- [WORK INSTRUCTION] Retype exactly the lines from the one that contains "Enumerate this screenshot's" through the final line of the material below, and add nothing else.

- [EXERCISE INPUTS]
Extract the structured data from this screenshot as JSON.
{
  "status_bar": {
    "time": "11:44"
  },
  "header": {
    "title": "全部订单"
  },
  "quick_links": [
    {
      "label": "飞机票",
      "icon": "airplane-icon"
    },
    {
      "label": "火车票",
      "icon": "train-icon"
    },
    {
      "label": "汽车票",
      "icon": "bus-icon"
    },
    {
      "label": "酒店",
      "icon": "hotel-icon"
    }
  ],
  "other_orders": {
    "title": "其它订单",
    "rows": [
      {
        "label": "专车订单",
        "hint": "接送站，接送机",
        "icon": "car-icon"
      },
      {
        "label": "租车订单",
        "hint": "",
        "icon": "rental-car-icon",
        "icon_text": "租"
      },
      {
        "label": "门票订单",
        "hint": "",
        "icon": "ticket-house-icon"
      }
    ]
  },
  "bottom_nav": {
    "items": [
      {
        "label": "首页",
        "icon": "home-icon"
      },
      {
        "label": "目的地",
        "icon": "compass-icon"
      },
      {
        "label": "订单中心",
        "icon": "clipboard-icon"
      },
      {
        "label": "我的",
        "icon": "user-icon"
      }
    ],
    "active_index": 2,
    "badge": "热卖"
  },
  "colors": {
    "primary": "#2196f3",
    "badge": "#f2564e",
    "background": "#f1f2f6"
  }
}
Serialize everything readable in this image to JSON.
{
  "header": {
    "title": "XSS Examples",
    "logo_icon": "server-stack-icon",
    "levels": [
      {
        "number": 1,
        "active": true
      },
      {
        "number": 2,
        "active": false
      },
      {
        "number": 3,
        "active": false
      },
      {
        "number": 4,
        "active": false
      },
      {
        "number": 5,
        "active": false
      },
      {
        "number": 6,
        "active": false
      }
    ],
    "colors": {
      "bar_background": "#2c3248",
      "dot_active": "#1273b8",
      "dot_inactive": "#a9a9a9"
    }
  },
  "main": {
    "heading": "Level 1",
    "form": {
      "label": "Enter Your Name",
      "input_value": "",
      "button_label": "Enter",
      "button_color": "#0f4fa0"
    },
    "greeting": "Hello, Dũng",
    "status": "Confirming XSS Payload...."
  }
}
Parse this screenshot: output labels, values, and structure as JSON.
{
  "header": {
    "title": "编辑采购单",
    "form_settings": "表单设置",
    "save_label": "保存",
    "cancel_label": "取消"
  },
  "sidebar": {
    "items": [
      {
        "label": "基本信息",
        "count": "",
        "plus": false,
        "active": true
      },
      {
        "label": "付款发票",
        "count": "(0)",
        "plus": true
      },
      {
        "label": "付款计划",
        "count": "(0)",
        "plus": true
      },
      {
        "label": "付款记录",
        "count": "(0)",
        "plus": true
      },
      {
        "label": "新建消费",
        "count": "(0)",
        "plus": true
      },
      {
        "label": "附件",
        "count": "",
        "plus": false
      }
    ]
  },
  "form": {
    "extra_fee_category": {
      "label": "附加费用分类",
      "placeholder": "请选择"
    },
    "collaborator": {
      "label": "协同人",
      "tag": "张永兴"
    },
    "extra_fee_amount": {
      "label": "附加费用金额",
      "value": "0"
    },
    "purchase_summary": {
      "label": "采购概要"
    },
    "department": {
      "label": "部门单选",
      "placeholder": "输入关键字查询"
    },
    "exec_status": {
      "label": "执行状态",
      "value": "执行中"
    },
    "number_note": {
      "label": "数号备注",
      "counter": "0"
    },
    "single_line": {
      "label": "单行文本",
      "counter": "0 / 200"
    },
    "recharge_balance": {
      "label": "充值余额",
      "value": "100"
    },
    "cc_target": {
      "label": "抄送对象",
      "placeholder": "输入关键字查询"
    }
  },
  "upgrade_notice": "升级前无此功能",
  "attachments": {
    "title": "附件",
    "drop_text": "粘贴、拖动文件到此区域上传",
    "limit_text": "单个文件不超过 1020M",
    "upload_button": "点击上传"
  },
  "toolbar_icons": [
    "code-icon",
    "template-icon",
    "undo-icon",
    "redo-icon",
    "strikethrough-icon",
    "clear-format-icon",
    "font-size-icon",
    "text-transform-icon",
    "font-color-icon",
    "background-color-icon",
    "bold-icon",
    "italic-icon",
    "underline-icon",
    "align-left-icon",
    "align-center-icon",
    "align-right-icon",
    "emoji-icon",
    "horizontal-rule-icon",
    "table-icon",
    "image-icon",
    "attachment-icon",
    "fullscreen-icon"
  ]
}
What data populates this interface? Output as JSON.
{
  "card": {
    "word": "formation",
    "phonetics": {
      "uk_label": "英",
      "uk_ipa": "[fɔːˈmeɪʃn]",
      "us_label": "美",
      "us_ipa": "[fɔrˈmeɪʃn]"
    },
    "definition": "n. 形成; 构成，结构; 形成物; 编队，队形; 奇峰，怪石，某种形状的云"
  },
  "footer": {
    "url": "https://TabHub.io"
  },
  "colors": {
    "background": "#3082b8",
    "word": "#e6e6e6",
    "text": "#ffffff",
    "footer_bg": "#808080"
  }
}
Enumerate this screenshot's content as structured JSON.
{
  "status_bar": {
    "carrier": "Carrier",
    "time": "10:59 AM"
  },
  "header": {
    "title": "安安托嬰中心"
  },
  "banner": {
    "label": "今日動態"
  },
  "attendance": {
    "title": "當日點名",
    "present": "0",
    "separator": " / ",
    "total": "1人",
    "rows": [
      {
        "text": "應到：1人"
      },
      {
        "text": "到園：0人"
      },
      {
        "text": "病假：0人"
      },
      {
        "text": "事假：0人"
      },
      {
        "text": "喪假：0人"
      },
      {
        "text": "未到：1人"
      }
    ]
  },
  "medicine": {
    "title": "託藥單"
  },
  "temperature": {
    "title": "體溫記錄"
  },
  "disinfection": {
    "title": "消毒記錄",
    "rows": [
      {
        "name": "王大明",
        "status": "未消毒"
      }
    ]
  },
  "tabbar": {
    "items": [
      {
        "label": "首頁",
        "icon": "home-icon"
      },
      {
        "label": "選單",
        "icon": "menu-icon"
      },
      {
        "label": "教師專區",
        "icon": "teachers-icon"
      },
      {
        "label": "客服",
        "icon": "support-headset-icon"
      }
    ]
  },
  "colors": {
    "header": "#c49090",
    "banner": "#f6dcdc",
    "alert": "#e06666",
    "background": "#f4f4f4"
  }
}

- [TASK SOLUTION]
Enumerate this screenshot's content as structured JSON.
{
  "status_bar": {
    "carrier": "Carrier",
    "time": "10:59 AM"
  },
  "header": {
    "title": "安安托嬰中心"
  },
  "banner": {
    "label": "今日動態"
  },
  "attendance": {
    "title": "當日點名",
    "present": "0",
    "separator": " / ",
    "total": "1人",
    "rows": [
      {
        "text": "應到：1人"
      },
      {
        "text": "到園：0人"
      },
      {
        "text": "病假：0人"
      },
      {
        "text": "事假：0人"
      },
      {
        "text": "喪假：0人"
      },
      {
        "text": "未到：1人"
      }
    ]
  },
  "medicine": {
    "title": "託藥單"
  },
  "temperature": {
    "title": "體溫記錄"
  },
  "disinfection": {
    "title": "消毒記錄",
    "rows": [
      {
        "name": "王大明",
        "status": "未消毒"
      }
    ]
  },
  "tabbar": {
    "items": [
      {
        "label": "首頁",
        "icon": "home-icon"
      },
      {
        "label": "選單",
        "icon": "menu-icon"
      },
      {
        "label": "教師專區",
        "icon": "teachers-icon"
      },
      {
        "label": "客服",
        "icon": "support-headset-icon"
      }
    ]
  },
  "colors": {
    "header": "#c49090",
    "banner": "#f6dcdc",
    "alert": "#e06666",
    "background": "#f4f4f4"
  }
}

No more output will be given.